Fig 4: An oAuth SSO request for authenticating with answers.ea.com
Fig 5: The oAuth authentication SSO token is redirected through signin.ea.com to EA answers.ea.com server
We found, however, that it was actually possible to determine the EA service address which the oAuth token is generated for by modifying the returnURI parameter within the HTTP request to our hijacked sub-domain of EA, eaplayinvite.ea.com.
Fig 6: oAuth requests to generate a new user token for eaplayinvite.ea.com
Fig 7: The server generates valid token without validation of the fake EA service
However, generating the above-mentioned request to redirect the generated SSO token into our hands was not sufficient since several limitations took place on EA’s side.
The following items represent the limitations introduced by EA and how we successfully bypassed them in order to weaponize our attack:
Limitation 1 – A Missing Valid Referer
In order to compromise EA accounts, the research teams needed to send the previously mentioned request to accounts.ea.com including the modified parameters on behalf of the victim.
However, the backend server of accounts.ea.com validates if the request originally came from a trusted Origin domain by checking the HTTP Referer header.
To overcome this limitation we needed to start the request on behalf of our victim from an EA trusted domain or subdomain. So we coded a new Iframe onto the index page of our hijacked subdomain so the request would be initiated from the Iframe and bypass the server validation.
Fig 8:eaplayinvite.ea.com malicious index page
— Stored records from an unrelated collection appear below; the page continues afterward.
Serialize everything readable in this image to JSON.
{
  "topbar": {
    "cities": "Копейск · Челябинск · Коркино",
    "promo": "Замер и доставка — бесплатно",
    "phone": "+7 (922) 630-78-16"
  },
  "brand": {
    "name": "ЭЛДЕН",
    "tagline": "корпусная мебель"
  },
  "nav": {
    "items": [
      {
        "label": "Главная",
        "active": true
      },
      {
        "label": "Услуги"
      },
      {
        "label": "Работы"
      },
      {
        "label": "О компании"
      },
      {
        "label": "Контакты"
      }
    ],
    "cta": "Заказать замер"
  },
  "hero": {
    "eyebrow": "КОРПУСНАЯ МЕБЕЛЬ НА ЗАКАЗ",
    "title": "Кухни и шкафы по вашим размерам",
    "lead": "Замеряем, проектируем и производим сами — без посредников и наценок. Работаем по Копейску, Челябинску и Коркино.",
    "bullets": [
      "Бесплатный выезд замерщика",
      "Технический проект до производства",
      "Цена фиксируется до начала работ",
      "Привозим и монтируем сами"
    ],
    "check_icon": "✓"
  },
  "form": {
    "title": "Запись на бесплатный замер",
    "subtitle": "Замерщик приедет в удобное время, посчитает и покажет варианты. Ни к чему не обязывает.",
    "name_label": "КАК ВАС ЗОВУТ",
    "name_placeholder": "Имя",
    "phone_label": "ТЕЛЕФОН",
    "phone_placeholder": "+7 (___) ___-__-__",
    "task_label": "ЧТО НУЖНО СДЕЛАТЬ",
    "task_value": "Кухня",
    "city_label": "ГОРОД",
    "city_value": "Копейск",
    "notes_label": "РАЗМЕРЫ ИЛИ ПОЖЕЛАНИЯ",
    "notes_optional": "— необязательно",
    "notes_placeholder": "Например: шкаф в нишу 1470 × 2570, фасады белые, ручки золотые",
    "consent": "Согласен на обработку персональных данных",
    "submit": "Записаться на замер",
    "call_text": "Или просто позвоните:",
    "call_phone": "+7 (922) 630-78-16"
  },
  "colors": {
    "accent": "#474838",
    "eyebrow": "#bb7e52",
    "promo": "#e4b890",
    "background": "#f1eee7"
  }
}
Fig 9: Attacker’s generates iframe on eaplayinvite.ea.com to bypass http Referer validation
Limitation 2 – The Origin Problem
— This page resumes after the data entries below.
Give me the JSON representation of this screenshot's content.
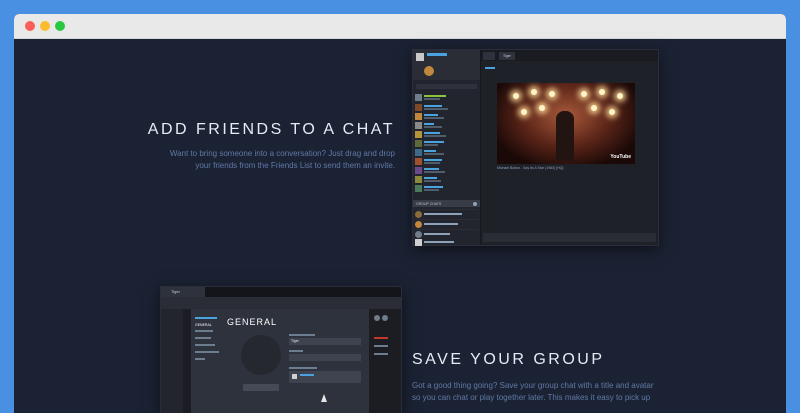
{
  "browser": {
    "controls": [
      "close",
      "minimize",
      "maximize"
    ]
  },
  "features": [
    {
      "title": "ADD FRIENDS TO A CHAT",
      "description": "Want to bring someone into a conversation? Just drag and drop your friends from the Friends List to send them an invite."
    },
    {
      "title": "SAVE YOUR GROUP",
      "description": "Got a good thing going? Save your group chat with a title and avatar so you can chat or play together later. This makes it easy to pick up"
    }
  ],
  "chat_screenshot": {
    "active_tab": "Tiger",
    "group_header": "GROUP CHATS",
    "video_badge": "YouTube",
    "video_caption": "Michael Bolton - Say Its A Star (1983) [HQ]"
  },
  "group_screenshot": {
    "tab": "Tiger",
    "section_title": "GENERAL",
    "active_nav": "GENERAL",
    "name_value": "Tiger"
  },
  "colors": {
    "background": "#1b2233",
    "heading": "#e6ecf5",
    "description": "#5f7aa6",
    "frame": "#4a90e2"
  }
}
After sending the request to signin.ea.com to complete our malicious authentication process and get the victim’s token to our hijacked subdomain at eaplayinvite.ea.com, a new jQuery function is generated and returned to the client for redirecting the token.
However, the jQuery $.postMessage function will fail from executing this time since the destination server (eaplayinvite.ea.com) is not part of the current Origin (signin.ea.com). Therefore the function will send an error to the browser console and stop itself from sending the token to us.
To overcome this issue, we had to look for a new token redirection method on signin.ea.com since the jQuery function stopped them from getting the victim’s token as part of the malicious flow.
After several attempts, we captured one different request to signin.ea.com that contained the redirectback parameter. This parameter guided the server to use the returnuri value and redirect the page to it directly, without attaching to it the victim’s access token.
Fig 10: Sending redirectback parameter to bypass jQuery origin issue
Fig 11: The server responded with a simple redirection to the target server
At this point we managed to redirect an authenticated EA player to our servers. We were able to do this after they visited the oAuth SSO authentication iframe and so were then able to log the incoming request within our servers.
Fig 12: Logging the incoming Referer value and searching for the victim’s Access-Token
Fig 12: The victim oAuth SSO token logged on the attacker’s PC